“Precarious work and gender in the history of capitalism: complicating narratives of Fordism and Post-Fordism.”
Precarious work has been considered by social scientists, economists and legal experts to be a new phenomenon, a characterizing feature of post-industrial society beginning after the breakdown of Fordism. Recent studies have questioned the novelty of job precarity, however, showing how similar forms of precarious work had characterized the history of industrial capitalism both in the Global North and in the Global South. By adopting a gender historical perspective, this lecture will compare and contrast the mainstream interpretations of the role of precarious work in the history of global capitalism with more recent analyses by (women) historians, feminist and postcolonial scholars. In this perspective, the alleged "novelty" of precarious work is associated exclusively with the decline in the standard employment relationship among men, since women had experienced forms of job precariousness much earlier. Finally, the lecture will use the categories of gender and intersectionality to explore how precarious work figures in the debate about the global feminization of labor as a feature of contemporary capitalism.
Eloisa Betti holds a PhD in European History from the University of Bologna, where she is currently a Research Fellow (Department of History and Cultures). In 2014-2015 she was Visiting Fellow at the Institute of Modern Languages Research (School of Advanced Study, University of London) and in 2015-2016 she was awarded the EURIAS Fellowship (co-funded by the European Commission) at the Institute for Human Science of Vienna.
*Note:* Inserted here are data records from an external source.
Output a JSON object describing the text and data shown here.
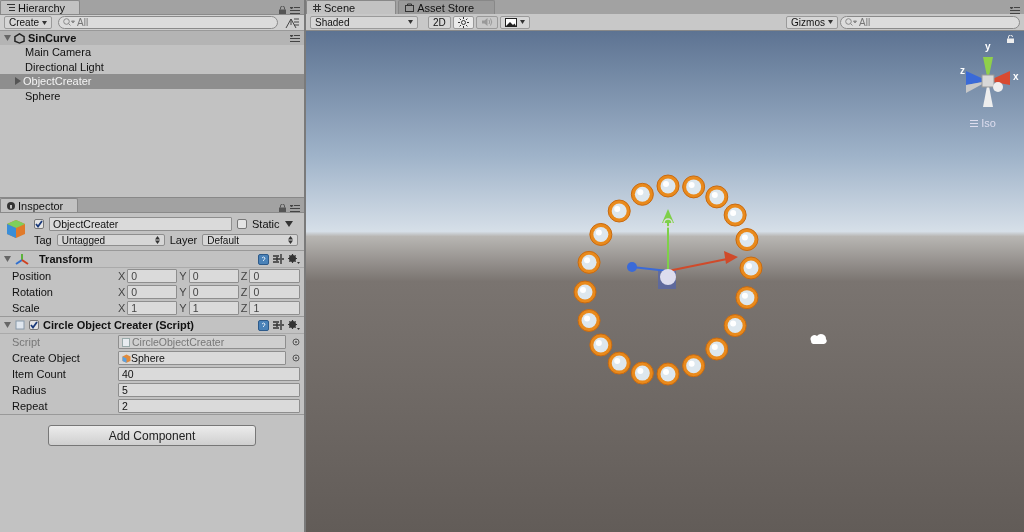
{
  "hierarchy": {
    "tab": "Hierarchy",
    "create": "Create",
    "search_placeholder": "All",
    "scene": "SinCurve",
    "items": [
      {
        "label": "Main Camera",
        "kind": "leaf",
        "selected": false
      },
      {
        "label": "Directional Light",
        "kind": "leaf",
        "selected": false
      },
      {
        "label": "ObjectCreater",
        "kind": "parent",
        "selected": true
      },
      {
        "label": "Sphere",
        "kind": "leaf",
        "selected": false
      }
    ]
  },
  "inspector": {
    "tab": "Inspector",
    "object_name": "ObjectCreater",
    "active": true,
    "static_label": "Static",
    "static": false,
    "tag_label": "Tag",
    "tag": "Untagged",
    "layer_label": "Layer",
    "layer": "Default",
    "transform": {
      "title": "Transform",
      "rows": [
        {
          "label": "Position",
          "values": [
            {
              "axis": "X",
              "value": "0"
            },
            {
              "axis": "Y",
              "value": "0"
            },
            {
              "axis": "Z",
              "value": "0"
            }
          ]
        },
        {
          "label": "Rotation",
          "values": [
            {
              "axis": "X",
              "value": "0"
            },
            {
              "axis": "Y",
              "value": "0"
            },
            {
              "axis": "Z",
              "value": "0"
            }
          ]
        },
        {
          "label": "Scale",
          "values": [
            {
              "axis": "X",
              "value": "1"
            },
            {
              "axis": "Y",
              "value": "1"
            },
            {
              "axis": "Z",
              "value": "1"
            }
          ]
        }
      ]
    },
    "script": {
      "title": "Circle Object Creater (Script)",
      "enabled": true,
      "fields": [
        {
          "label": "Script",
          "value": "CircleObjectCreater",
          "kind": "reference",
          "disabled": true
        },
        {
          "label": "Create Object",
          "value": "Sphere",
          "kind": "prefab",
          "disabled": false
        },
        {
          "label": "Item Count",
          "value": "40",
          "kind": "text",
          "disabled": false
        },
        {
          "label": "Radius",
          "value": "5",
          "kind": "text",
          "disabled": false
        },
        {
          "label": "Repeat",
          "value": "2",
          "kind": "text",
          "disabled": false
        }
      ]
    },
    "add_component": "Add Component"
  },
  "scene": {
    "tabs": [
      {
        "label": "Scene",
        "selected": true
      },
      {
        "label": "Asset Store",
        "selected": false
      }
    ],
    "shading": "Shaded",
    "mode_2d": "2D",
    "mode_2d_on": false,
    "lighting_on": true,
    "audio_on": false,
    "gizmos": "Gizmos",
    "search_placeholder": "All",
    "axis_labels": {
      "y": "y",
      "z": "z",
      "x": "x"
    },
    "projection": "Iso"
  }
}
Her main areas of specialization are labor and social history, gender and women's history as well as urban history in 20th century Italy and Europe. Among her recent publications are "Gender and Precarious Labor in a Historical Perspective. Italian Women and Precarious Work Between Fordism and Post-Fordism, International Labour and Working-Class History 89 (2016); "Bologna in the Cold War: Perspectives of Memories from a Communist City in the West," in K. Pizzi, M. Hietala (eds.), Cold War Cities: History, Culture and Memory (Peter Lang, 2016); "Gendering Social Conflict in Cold War Cities: The Case of the Ducati Factory in 1950s Bologna," in M. Marín Corbera; X. Domènech Sampere; R. Martínez i Muntada (eds.), III International Conference Strikes and Social Conflicts: Combined historical approaches to conflict. Proceedings, (Barcelona, CEFID-UAB, 2016).